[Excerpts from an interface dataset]

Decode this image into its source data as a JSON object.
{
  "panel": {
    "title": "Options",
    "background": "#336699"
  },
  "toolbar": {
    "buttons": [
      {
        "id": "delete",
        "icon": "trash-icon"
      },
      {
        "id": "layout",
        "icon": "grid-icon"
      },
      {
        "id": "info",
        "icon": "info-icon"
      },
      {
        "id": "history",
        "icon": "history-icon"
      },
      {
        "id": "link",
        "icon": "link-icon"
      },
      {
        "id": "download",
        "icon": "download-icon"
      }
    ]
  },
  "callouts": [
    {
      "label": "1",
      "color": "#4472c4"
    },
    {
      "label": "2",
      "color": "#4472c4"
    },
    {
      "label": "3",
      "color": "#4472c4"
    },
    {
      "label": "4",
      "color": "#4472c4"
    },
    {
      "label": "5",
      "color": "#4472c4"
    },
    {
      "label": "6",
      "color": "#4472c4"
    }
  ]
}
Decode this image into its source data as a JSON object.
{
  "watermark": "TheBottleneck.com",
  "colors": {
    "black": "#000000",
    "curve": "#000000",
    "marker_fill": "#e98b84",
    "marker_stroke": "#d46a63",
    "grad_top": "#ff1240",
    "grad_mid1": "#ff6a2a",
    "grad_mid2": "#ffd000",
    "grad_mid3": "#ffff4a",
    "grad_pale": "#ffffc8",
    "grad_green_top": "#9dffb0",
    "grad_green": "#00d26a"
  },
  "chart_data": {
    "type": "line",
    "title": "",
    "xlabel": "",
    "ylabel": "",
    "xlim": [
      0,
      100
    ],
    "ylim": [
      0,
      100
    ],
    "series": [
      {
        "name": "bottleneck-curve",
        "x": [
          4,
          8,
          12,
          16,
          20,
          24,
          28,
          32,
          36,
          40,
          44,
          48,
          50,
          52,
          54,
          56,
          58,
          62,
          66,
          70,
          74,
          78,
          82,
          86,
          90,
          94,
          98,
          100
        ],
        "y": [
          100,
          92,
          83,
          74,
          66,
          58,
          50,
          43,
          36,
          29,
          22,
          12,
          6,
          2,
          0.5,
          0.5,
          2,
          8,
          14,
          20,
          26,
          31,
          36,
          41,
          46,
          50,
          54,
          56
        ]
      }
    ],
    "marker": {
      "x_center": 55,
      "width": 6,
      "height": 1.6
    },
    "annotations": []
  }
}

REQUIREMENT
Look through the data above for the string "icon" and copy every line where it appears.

RESPONSE AREA
        "icon": "trash-icon"
        "icon": "grid-icon"
        "icon": "info-icon"
        "icon": "history-icon"
        "icon": "link-icon"
        "icon": "download-icon"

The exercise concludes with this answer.